If you live with a toddler, you’ve probably seen the blog Reasons my Son is Crying. You may have even submitted to it. I know. A typical conversation in my house goes something like this:
Him: “Mama, please I can have a samich?”
Me: “Sure. Do you want strawberry or raspberry jam?”
Him: (Whining) “I not want jam…”
Me: “Oh, okay. You said you wanted a sandwich, so I thought you wanted jam on it.”
Him: (Now crying and starting to fold in on himself) “I not want a samich!!”
Me: “Honey, it’s okay. Nobody said you had to have a sandwich. Do you want yogurt instead?”
Him: (Now outright wailing and doubled over on the floor) “But I want a samich!!!!!”
There is no such thing as logic. Reason raced out the window the moment the kiddo turned two. My patience is tested on an hourly basis. Toddlers are a volatile bunch.
There are, of course, shining, beautiful moments of wonder, infectious giggles, and sheer joy. But how, you ask, do we help steer our adorable, mood-swinging, whiny, precious little beings into a semblance of a stable emotional existence?
The answer: Pete the Cat!
Pete is a laid-back blue cat who breezes through life’s ups and downs in the calmest of ways. When Pete loses button after groovy button off his favorite shirt:

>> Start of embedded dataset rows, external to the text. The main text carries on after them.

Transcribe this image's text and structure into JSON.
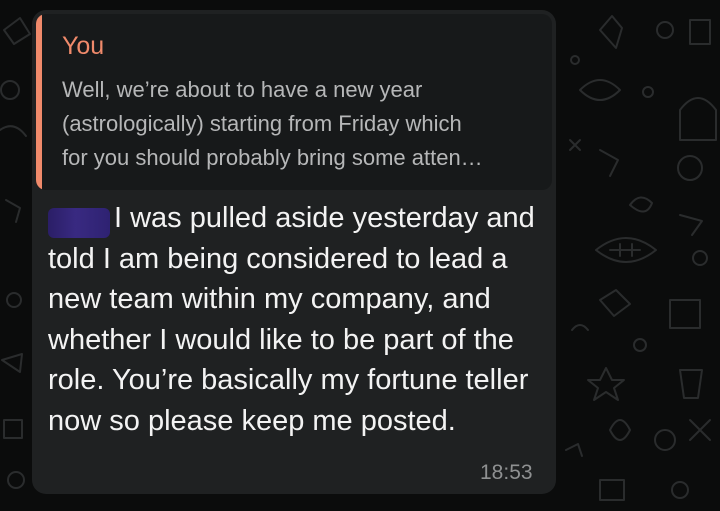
{
  "quote": {
    "author": "You",
    "text": "Well, we’re about to have a new year\n(astrologically) starting from Friday which\nfor you should probably bring some atten…"
  },
  "message": {
    "text": "I was pulled aside yesterday and told I am being considered to lead a new team within my company, and whether I would like to be part of the role. You’re basically my fortune teller now so please keep me posted.",
    "time": "18:53"
  },
  "colors": {
    "quote_accent": "#f08a6b",
    "bubble": "#1f2122",
    "background": "#0b0c0c"
  },
  "icons": [
    "chat-wallpaper-doodles",
    "redacted-name-scribble"
  ]
}
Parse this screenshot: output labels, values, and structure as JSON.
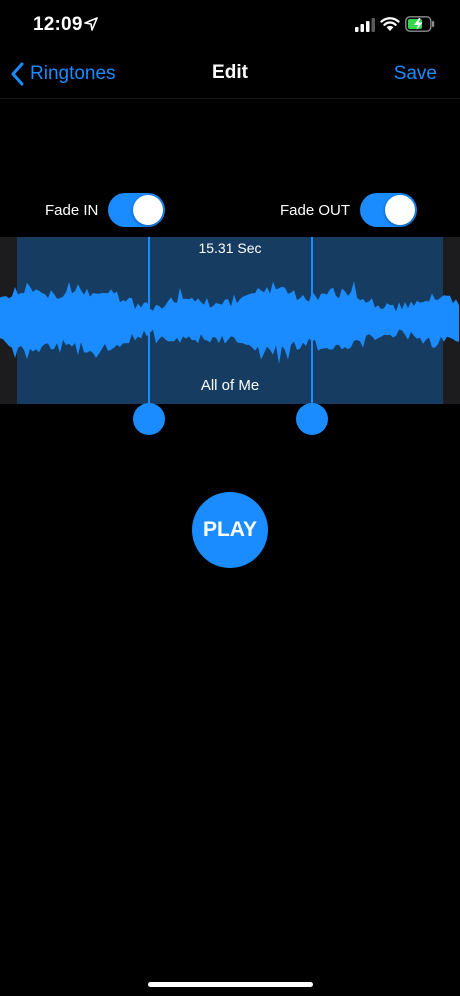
{
  "status_bar": {
    "time": "12:09",
    "icons": [
      "location-arrow-icon",
      "cellular-signal-icon",
      "wifi-icon",
      "battery-charging-icon"
    ]
  },
  "nav": {
    "back_label": "Ringtones",
    "title": "Edit",
    "save_label": "Save"
  },
  "fade": {
    "in_label": "Fade IN",
    "in_on": true,
    "out_label": "Fade OUT",
    "out_on": true
  },
  "waveform": {
    "duration": "15.31 Sec",
    "song_title": "All of Me"
  },
  "play_label": "PLAY",
  "colors": {
    "accent": "#1a8cff",
    "background": "#000000",
    "selection": "#173c61"
  }
}
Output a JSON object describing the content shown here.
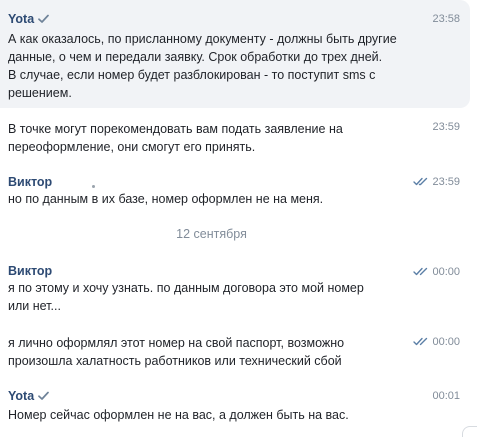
{
  "messages": [
    {
      "sender": "Yota",
      "verified": true,
      "time": "23:58",
      "text": "А как оказалось, по присланному документу - должны быть другие\nданные, о чем и передали заявку. Срок обработки до трех дней.\nВ случае, если номер будет разблокирован - то поступит sms с\nрешением."
    },
    {
      "time": "23:59",
      "text": "В точке могут порекомендовать вам подать заявление на\nпереоформление, они смогут его принять."
    },
    {
      "sender": "Виктор",
      "time": "23:59",
      "read": true,
      "text": "но по данным в их базе, номер оформлен не на меня."
    },
    {
      "sender": "Виктор",
      "time": "00:00",
      "read": true,
      "text": "я по этому и хочу узнать. по данным договора это мой номер\nили нет..."
    },
    {
      "time": "00:00",
      "read": true,
      "text": "я лично оформлял этот номер на свой паспорт, возможно\nпроизошла халатность работников или технический сбой"
    },
    {
      "sender": "Yota",
      "verified": true,
      "time": "00:01",
      "text": "Номер сейчас оформлен не на вас, а должен быть на вас."
    }
  ],
  "date_separator": "12 сентября",
  "colors": {
    "sender": "#2d4a73",
    "time": "#818c99",
    "text": "#1f2228",
    "verified": "#6f8399",
    "read_check": "#5b7fa6",
    "selected_bg": "#f1f3f6"
  }
}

“Does Pete cry? Goodness, no! Buttons come and buttons go. He just keeps on singing his song: ‘My buttons, my buttons, my three groovy buttons. My buttons, my buttons, my three groovy buttons.’”
Through his many books, Pete – part hippie, part Buddhist – teaches kids that “it’s all good.” He shows them they don’t need to get caught up in expectations and disappointment but instead just need to see things in a “whole new way – the birds are singing, the sky is bright…!”
You can check out this website to learn more about the real Pete, meet fictional Pete’s creator, and look at original Pete the Cat art.
When my toddler turns into a puddle on the kitchen floor, I ask him to think about what Pete the Cat would do. It works. Read the books and try it on your tot — it may help him or her see things in a “whole new way” too.